Before their main concert, the festival is open for everyone and anyone to enjoy. However, it’s very much catered to Korea-Americans. The festivities are offered by the sponsors of the event who offer products that are mainly used by the Korean-American community. Sponsors consist of phone companies, banks, airlines, and food markets. Typically, you’ll find the sponsors will be offering goodies in exchange for games, signing up for their programs, or even just following them on Instagram. For instance, Wang Globalnet offered BTS stickers and bottled cold brew coffee with BTS’ faces on them in exchange for promoting their products online. However, this generally isn’t the best place to find K-pop merchandise and you’ll like to end up with just a thousand grocery bags with logos.
This year the concert was hosted by Kim Yeong-cheol (Knowing Bros) and Kei (Lovelyz). Kei was a sweet and quiet contrast to Kim Yeong-cheol’s enthusiastic and charismatic personality. He was definitely the one who stole the show. He casually switched from English to Korean while speaking to the audience as he made his jokes. The comedian even poked fun at himself by pointing out and having the camera pan over to his only two fans in the pit. He also performed his songs and got the audience pumped up as the first “official” act in the line-up. Hands-down, he was one of the best hosts in recent years with the Korea Times Music Festival.
Yeong-cheol is also an example of the festival showcasing other Korean musical acts aside from K-pop. In addition to him, there were opera singers Hyejung Kang and Wonhyun Choi who blew everyone away with their amazing voice control. Legends like Choi Jin-hee and Tae Jin-ah also graced the stage and showed us they can still deliver and hype up the audience. Kim Beom-Su didn’t leave any dry eyes with his beautiful ballads. DJ Doc, who was the final act, ended the show on a high note with their high-energy performance.
K-pop was still an integral part of the festival though. Premiering as soloists, Eun-ji and Sung Woon both showed that they’re capable of performing without their groups. Eun-ji had one of the more mellow performances with her soft voice and slow-paced songs. Sung Woon gave a cutesy performance while wearing a schoolboy uniform with shorts. Lovelyz, the only female group this year, also relied on their aegyo and gave an endearing performance.
One of the highlights of the festival was the funk band, 6band. They were previously known as Rose Motel and even performed last year at the festival.

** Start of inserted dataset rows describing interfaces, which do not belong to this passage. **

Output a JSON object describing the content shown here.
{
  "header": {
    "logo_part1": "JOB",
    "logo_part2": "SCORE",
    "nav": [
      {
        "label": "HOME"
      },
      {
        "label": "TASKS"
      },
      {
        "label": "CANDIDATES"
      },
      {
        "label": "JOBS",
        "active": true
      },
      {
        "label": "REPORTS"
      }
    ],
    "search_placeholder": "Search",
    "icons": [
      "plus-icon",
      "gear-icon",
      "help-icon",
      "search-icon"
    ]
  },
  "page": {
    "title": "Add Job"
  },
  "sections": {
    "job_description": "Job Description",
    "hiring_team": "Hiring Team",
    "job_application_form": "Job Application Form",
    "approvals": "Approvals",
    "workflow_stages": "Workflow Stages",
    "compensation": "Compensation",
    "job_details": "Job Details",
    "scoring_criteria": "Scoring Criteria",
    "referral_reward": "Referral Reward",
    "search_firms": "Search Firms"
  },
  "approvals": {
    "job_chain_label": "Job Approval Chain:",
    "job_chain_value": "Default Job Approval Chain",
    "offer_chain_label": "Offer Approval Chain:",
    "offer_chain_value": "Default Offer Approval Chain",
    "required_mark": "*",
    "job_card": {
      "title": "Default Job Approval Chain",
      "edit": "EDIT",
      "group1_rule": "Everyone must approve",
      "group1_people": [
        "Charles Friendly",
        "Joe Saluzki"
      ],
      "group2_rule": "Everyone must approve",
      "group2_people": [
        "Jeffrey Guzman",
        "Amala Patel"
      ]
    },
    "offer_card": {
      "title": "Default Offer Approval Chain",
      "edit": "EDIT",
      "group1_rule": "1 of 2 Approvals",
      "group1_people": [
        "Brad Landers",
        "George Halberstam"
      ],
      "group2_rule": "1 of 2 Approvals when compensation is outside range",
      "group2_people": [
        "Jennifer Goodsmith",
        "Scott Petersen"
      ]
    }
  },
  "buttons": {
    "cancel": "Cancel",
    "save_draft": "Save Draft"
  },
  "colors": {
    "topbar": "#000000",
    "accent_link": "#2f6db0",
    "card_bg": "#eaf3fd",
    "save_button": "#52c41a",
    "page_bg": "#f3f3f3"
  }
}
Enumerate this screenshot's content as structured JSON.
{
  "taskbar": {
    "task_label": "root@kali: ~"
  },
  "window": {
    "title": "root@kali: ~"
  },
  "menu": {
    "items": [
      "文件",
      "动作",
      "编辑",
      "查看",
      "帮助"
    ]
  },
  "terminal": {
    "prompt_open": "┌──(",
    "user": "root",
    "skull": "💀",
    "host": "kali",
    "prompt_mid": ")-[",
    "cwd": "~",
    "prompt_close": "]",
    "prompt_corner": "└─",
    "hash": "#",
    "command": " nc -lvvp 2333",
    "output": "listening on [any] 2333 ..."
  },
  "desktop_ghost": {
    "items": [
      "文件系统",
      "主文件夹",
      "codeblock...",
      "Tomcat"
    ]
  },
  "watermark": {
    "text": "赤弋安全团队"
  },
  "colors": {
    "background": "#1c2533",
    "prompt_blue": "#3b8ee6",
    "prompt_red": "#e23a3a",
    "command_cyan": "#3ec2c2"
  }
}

However, they disbanded late last year. Two of the original members returned to the festival but are now known as 6band. Their music is a mix of rock, funk, and silliness. They have a great stage presence that will make you dance and laugh. They’re a great example of hidden gems in the Korean music world that you might have not known before.
The two main acts that everyone was eager to see were Super Junior and Taemin. Typically, headliners end the show but in this case, Super Junior ended the first half of the show. Super Junior didn’t perform their latest hits and instead decided to go for their classics “Sorry, Sorry, “Bonamana, “One More Chance,” and “Miracle.” It was disappointing not to hear their latest singles and I partially hoped Super Junior-D&E would be a special act. However, I can understand why they would choose their classics for this diverse audience. They were also obviously limited on time since they weren’t there for the ending stage. Since it’s rare to see Super Junior in the states in general, it was great to get the chance to see them at all.
Taemin, on the other hand, did perform his latest hits “Want” and “Move” along with “Hypnosis” which is from his first album. He wore an interesting all-white tight suit with one long black glove. He brought some sexy and borderline risque moves to the family-friendly festival. Not that anyone was complaining of course. Again, it’s great to see K-pop acts that rarely come to the states so Taemin was a rare treat.
If you live in the area and are a fan of K-pop music, this is a nice beginner concert to attend. It’s also a great introduction into the different forms of entertainment that Korea has to offer. It’s definitely an event that targets the Korean-American community as the show is all mostly in Korean with no translators like you’d find in other concerts. However, you don’t need to shy away and can still enjoy the energy and beauty of the different kinds of music that it has to offer.
(Images via Korea Times Music Festival)